It’s understandable that Buttigieg and Sanders supporters roll their eyes at some of the fawning coverage. But Klobuchar’s final sprint was, by historical standards, impressive. Most candidates don’t pull off a late polling surge such as Klobuchar’s, and few manage to beat their Election Day polls by as much as she did. Klobuchar might still be a long shot in the race for the nomination. But she deserves real credit for her strong finish in New Hampshire — and for some voters, a second look.

Klobuchar’s leap forward started late in the election season. A week before the primary, she was in the high single digits in New Hampshire according to major polling aggregates. In the week before the election, most candidates in that sort of position don’t surge enormously. Even in the famously tumultuous 2012 Republican Iowa caucuses, only one candidate moved more than five points in the last week of campaigning.

But Klobuchar managed to move the needle in a real way. She posted a solid debate performance in New Hampshire on Feb. 7, and she jumped from about 8 percent in the polls to roughly 12 percent. At the same time, Biden and Warren started to lose speed: All three of them ended up around 12 percent in the polls heading into the election.

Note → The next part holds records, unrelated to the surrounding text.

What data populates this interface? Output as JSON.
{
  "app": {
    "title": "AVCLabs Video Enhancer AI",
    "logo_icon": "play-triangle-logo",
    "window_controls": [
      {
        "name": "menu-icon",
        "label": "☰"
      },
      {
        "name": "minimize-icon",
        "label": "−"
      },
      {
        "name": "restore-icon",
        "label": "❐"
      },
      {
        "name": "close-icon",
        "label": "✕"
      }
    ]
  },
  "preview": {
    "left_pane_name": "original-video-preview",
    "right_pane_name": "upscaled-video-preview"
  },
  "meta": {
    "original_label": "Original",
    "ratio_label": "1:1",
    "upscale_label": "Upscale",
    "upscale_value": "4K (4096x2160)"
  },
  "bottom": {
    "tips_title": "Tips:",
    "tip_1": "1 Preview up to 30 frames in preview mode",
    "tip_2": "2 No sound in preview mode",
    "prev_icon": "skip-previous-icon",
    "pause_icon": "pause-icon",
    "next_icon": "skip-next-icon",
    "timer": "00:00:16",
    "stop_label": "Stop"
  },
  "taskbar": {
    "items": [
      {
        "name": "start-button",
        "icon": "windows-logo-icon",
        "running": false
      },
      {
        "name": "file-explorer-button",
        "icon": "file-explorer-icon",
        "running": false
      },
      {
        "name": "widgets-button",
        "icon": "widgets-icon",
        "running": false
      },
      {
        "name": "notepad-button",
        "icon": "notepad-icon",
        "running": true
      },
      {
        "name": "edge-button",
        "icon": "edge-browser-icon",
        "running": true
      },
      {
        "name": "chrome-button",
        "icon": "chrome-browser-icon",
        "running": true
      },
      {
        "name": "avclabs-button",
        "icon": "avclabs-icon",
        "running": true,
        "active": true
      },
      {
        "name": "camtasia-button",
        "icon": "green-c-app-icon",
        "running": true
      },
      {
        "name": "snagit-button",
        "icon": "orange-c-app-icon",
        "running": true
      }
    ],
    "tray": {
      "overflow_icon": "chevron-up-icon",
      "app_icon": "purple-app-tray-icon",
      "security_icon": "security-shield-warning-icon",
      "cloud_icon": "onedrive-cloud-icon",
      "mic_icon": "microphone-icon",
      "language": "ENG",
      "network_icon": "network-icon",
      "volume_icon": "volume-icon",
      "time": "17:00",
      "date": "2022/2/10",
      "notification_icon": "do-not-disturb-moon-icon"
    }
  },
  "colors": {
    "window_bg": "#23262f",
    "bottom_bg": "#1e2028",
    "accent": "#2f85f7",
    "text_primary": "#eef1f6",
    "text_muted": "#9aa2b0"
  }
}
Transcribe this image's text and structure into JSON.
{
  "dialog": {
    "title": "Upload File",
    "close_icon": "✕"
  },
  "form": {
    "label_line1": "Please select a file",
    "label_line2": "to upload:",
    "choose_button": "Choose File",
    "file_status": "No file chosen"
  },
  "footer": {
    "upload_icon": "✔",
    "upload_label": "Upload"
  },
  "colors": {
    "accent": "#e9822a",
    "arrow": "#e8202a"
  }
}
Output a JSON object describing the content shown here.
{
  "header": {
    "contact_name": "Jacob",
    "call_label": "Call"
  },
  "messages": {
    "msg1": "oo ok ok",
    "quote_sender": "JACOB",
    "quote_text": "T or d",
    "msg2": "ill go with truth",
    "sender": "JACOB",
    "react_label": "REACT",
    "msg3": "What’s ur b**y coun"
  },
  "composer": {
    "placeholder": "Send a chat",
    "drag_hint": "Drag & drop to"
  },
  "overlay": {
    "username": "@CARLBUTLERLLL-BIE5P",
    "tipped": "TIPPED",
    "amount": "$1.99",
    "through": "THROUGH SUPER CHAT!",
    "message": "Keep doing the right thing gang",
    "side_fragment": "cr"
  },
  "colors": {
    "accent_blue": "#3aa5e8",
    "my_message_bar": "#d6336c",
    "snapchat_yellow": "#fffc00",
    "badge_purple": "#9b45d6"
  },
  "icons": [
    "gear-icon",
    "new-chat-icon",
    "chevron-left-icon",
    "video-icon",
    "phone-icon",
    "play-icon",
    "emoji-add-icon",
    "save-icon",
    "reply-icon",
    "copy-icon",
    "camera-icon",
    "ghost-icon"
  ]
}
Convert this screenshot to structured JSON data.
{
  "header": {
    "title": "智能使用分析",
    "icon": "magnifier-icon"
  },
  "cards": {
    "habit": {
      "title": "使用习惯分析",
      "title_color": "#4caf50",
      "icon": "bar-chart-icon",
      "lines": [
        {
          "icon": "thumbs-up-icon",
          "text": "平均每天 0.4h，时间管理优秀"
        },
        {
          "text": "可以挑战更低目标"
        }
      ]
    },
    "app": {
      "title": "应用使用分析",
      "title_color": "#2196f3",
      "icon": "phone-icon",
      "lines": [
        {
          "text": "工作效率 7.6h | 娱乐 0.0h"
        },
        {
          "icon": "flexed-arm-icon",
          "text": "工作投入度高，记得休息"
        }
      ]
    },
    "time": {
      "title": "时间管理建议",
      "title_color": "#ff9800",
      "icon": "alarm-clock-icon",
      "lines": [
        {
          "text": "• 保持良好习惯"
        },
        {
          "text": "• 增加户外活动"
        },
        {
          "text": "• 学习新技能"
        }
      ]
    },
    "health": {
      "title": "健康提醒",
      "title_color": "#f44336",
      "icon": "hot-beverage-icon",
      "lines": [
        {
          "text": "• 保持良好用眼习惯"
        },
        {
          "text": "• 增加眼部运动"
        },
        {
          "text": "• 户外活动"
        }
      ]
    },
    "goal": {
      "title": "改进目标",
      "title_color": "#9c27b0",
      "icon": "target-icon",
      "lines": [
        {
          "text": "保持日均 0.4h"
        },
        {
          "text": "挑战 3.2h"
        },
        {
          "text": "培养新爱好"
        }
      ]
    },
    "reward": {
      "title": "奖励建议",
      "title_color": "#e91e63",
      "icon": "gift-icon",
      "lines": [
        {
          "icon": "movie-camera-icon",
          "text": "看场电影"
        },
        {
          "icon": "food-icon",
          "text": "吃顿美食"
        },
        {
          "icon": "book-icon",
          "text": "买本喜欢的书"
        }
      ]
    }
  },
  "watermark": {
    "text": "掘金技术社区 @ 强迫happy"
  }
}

But on election night, Klobuchar was the only one of them to over-perform; our election simulator reveals just how much she beat expectations.

The Post Opinions Simulator simulates the primary contests 10,000 times to see how, given their polling and fundraising performance, the candidates might do come Election Day. This graphic charts out how likely each outcome was for Klobuchar based on what we knew about those factors as voters headed out to cast their ballots. The curve is high over the likely possibilities — the most frequent simulated outcome suggested that Klobuchar might slightly under-perform that polling average and win roughly 10 percent of the vote — on the horizontal axis and lower over less likely results, for example, 30 percent of the vote.

This graphic essentially says that the share of the vote Klobuchar actually won was thinkable, but that over-performances such as hers don’t come along every day. In fact, I wouldn’t be surprised if some of her chief rivals fail to beat their polls by this amount at any point in the next two contests. Taken together, Klobuchar’s late surge in the polls and her election-night performance constitute a genuine surprise: something that seemed possible but highly unlikely only a week ago.

Klobuchar is already benefiting from her New Hampshire showing — she’s raking in the cash and earning some positive headlines at a time when some of her primary targets, such as Warren and Biden, look weaker than they have been in months. But Klobufans shouldn’t get ahead of themselves. The next two contests will be decided by electorates that are much more racially diverse than Iowa or New Hampshire, and it’s not clear whether Klobuchar will be able to expand her coalition of supporters fast enough to rack up the delegates. Among other things, she still has yet to win a state and convince voters of her regional, much less national, electability.

Klobuchar’s path to the nomination is long and filled with massive, arguably insurmountable obstacles. But on Tuesday, she earned the chance to keep trying to follow it.

Read more: